The Lonely Detective just got lonelier. Click the comic if you don’t believe.
I was organizing my papers (something which is now a full time job and brings enormous satisfaction and wastes a lot of time which I could use in doing something useful, but I love it) when I came across a brochure from a motel/restaurant called “The Gobbler” in Wisconsin. The building itself is shaped like a turkey’s head and the windows are its eyes. The restaurant’s interior was (how can it still exist?) wall-to-wall carpet covered with tiny pastel turkeys. There was a raised bar covered in shag carpeting which revolved slowly, perfectly timed for nausea.
We had traveled for hours looking for the perfect restaurant and finally the four of us, famished, drove in and took a table. I ordered my favorite meal: turkey with gravy, mashed potatoes and stuffing. It arrived cold. I sent it back, receiving a dirty look from the waitress. When I got it back the second time it was still ice cold. I passed it to a male friend who was known to eat anything. He ate it. I took the empty plate back and put it in front of me.
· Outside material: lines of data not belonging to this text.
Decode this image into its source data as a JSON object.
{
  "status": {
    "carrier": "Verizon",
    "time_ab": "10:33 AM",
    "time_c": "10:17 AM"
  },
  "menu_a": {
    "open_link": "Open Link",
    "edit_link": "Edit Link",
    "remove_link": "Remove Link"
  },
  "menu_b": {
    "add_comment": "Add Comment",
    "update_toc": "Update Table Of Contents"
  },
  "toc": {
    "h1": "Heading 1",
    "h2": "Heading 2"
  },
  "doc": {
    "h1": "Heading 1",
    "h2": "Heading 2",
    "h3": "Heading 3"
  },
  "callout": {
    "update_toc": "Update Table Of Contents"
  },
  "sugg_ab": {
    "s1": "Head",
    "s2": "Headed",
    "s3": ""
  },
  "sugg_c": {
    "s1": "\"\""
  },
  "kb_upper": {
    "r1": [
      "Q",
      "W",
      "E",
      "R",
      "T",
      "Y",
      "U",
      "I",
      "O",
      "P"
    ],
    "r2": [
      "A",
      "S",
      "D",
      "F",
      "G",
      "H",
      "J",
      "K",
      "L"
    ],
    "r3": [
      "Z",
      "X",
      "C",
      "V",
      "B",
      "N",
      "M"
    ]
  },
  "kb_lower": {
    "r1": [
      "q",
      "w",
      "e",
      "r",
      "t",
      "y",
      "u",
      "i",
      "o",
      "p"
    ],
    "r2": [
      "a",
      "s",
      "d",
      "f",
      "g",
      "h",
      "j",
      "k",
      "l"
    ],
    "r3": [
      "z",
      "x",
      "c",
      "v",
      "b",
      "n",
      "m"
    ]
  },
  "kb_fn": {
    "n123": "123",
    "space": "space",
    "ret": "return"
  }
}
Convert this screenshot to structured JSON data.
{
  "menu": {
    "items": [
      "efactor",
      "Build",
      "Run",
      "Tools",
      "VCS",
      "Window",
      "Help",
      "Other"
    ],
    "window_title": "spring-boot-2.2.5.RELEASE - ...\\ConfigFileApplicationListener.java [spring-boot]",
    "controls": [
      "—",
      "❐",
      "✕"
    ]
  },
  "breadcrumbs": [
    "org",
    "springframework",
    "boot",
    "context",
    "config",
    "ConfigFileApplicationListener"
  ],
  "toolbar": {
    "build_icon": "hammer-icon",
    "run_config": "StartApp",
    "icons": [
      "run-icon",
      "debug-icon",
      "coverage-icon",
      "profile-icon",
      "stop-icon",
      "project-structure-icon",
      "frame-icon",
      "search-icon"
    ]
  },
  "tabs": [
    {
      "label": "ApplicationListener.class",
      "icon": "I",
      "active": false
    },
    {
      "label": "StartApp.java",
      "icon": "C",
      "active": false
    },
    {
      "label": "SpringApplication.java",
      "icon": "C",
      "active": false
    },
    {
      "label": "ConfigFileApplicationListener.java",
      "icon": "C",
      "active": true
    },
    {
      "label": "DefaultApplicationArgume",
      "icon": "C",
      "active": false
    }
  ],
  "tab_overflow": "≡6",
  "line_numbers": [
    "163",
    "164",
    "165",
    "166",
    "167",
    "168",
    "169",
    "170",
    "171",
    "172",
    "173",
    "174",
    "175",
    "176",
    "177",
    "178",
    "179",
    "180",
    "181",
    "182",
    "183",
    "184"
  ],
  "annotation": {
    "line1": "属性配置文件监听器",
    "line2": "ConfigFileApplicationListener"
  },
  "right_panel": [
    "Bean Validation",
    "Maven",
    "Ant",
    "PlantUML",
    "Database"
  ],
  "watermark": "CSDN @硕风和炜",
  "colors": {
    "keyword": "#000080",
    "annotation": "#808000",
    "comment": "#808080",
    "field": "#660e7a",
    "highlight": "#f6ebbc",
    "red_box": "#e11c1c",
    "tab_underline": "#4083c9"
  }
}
The waitress came back and glared at me, “I know what you did.”
Donna sent me this email in response to my “Gobbler” brochure.
I am delighted to have the memento of The Gobbler. Thank you. Thinking back on that day reminds me of one of my important rules for life: If one is brave enough to go beyond “pretty bad experience” into the territory of “too dreadful for words” one is likely to wind up with a memory worth keeping.
Here’s something sweet from “Female Problems: An Unhelpful Guide.”
I couldn’t agree more.
The first time I saw Martha Stewart, I was idly watching television, as opposed to watching television and reading and eating at the same time, which I feel makes watching television okay. I was clutching the remote, because normally I don’t care about cooking shows. I like them better than cowboy movies, but not much.
I once took a Chinese cooking class, memorable because of the wonderful food our teacher prepared and because we drank bock beer with that lovely food. I was always slightly buzzed after those classes. I had no intention of ever duplicating any of those recipes at home, but everyone was taking notes, so I did too.
A friend of mine, who was somewhat like Martha Stewart (only into sex, not crafts), borrowed my notes once. I explained to her that they were probably unreadable. I can’t imagine why I gave them to her. Maybe I hoped they weren’t as coherent as I thought, or that she, being so perfect, could interpret them. They were covered with spots as well, and my friend was petulant when she returned them. They were pronounced illegible. I knew then that I was doomed to eat other people’s creations and never receive compliments on my own, and somehow I have lived with that.
Anyway, Martha was making a French dessert when I tuned in, and in a matter of minutes her intensity had pinned my against the wall and had loosed the remote from my nerveless fingertips.
This French dessert, this croquenbouche, involved constructing hundreds, maybe thousands, of tiny cream puffs, filling each with a chocolate espresso cream – injected into the puffs with a 1/4 –inch pastry tip – then individually dipping each puff into caramel syrup and piling the puffs higher and higher into the towering pyramid and then, using a modified balloon whisk (Martha modified that balloon whisk right in front of me with huge steel clippers…. My hands were shaking. No man could have watched it.), whirling cobwebby strands of caramels around and around the pyramid until the whole creepy edifice would not have been out of place in Great Expectations on Miss Havisham’s nuptial table – the table that’s been right there in her room lo these many years with the food untouched and petrified since she was jilted on her wedding day.
I’ve loved Martha ever since I first saw her. I love Christopher Walken, too. But I don’t need to have dinner with either of them.